Carve the time out of your day or night to stop scrolling Instagram or fretting about tomorrow and tell yourself "I'm going to do this for 30 minutes," or whatever you've got time for on that particular day.
Also, reading doesn't need to be highbrow — you don't have to read some massive doorstopper! If the classics don't do it for you, let 'em go. "People who do read a lot can have a little bit of snobbishness about it," says Juanita Giles, who writes a delightful column for NPR and is also the co-founder of the Virginia Children's Book Festival. If you're wondering what to read, just ... read whatever the heck sounds interesting to you without judging it. So that dishy celeb memoir you're reading is fine! It's a book! And if you're reading it, that is the point in and of itself.
"Give yourself that time at night to read. Just dedicate that time, and you'll find if you don't like it, the book that you pick out at first, put it down and just try another one," she says.
3. If you want to read more, make sure you have books all over your life.
"I have an upstairs book and a downstairs book and a car book and a bathroom book and a bathtub book," says Giles. "I have books everywhere. You know, make them available to you. And pretty soon you'll pick one up and you'll start reading, and then there you go — you're a reader."
Giles and Banerjee stressed that you don't necessarily need a physical book — if your eyes are having trouble taking in books, try an audiobook! Or even use a program for text to speech. Banerjee says that Microsoft's Immersive Reader software works well, especially in reading aloud, translating words in the text that are in other languages, like Latin, and in making it possible for readers to highlight text in audio. She also says that Adobe Acrobat Pro and the standard Adobe Acrobat both have a helpful feature that allows her as a teacher to embed a spoken note in the text that the student is reading.

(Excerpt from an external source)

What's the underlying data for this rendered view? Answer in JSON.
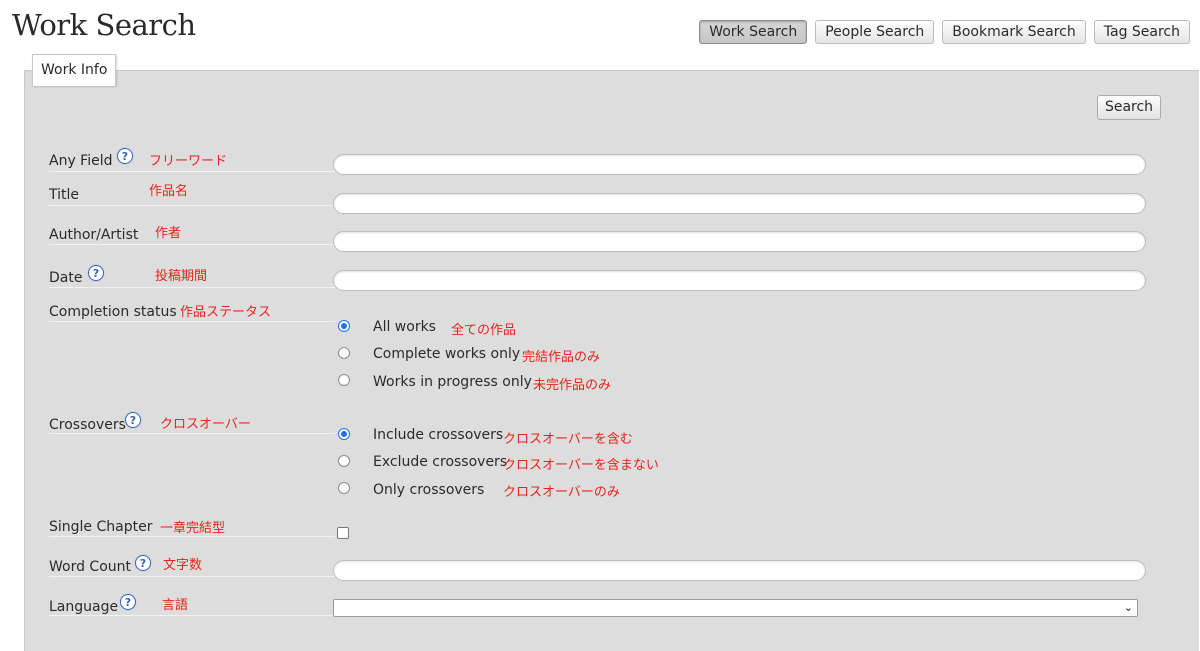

4. Break it down with this 4-part reading strategy
We have some useful strategies from Banerjee that are rooted in neuroscience that I think can help all of us. Think of it like a little Russian nesting doll of advice for how to read:
- Pre-reading: Evaluate how much time you have and how much you want to read.
- Gist reading: Skim everything you've got and get a sense for it. I remember my mom taught me this smart trick about skimming, which is look out for numbers and bolded words, any titles and sort of move your eyes over the page.
- Strategic reading: Strategic reading is all about finding the meaning in what you just read. Basically, you read slower and focus on keeping that information in your brain.
- Review reading: This final step, Banerjee says, is a little more for the classroom than it is for just sitting down and reading your novel, but it's where you go over everything you read to make sure it's all there in your brain.
So these four steps: Pre-reading, gist reading, strategic reading and review reading are the way to get those words from the page to stick in your head. But Banerjee recommends that you can be flexible with these steps depending on what you've got on your plate.
Bonus Tip — Change word spacing
Banerjee highly recommends that anyone struggling to read check out the work of Matthew H. Schneps. "He's done some very fascinating studies which show that if you reduce the number of words in a sentence and add more white space between words those who are different couldn't read before can actually read," Banerjee says. If this seems interesting, be sure to click around here and here to learn more about this research and the ways in which it could help you.
Where to find books these days?
Many of the physical places you'd normally borrow or buy books are closed right now, but there are still ways to access new reading material. Try checking out an audiobook or e-book from your local library using one of these apps: Libby, OverDrive or Hoopla. Many local bookstores are allowing pick-up or delivery for book purchases, and you can still order books from online retailers.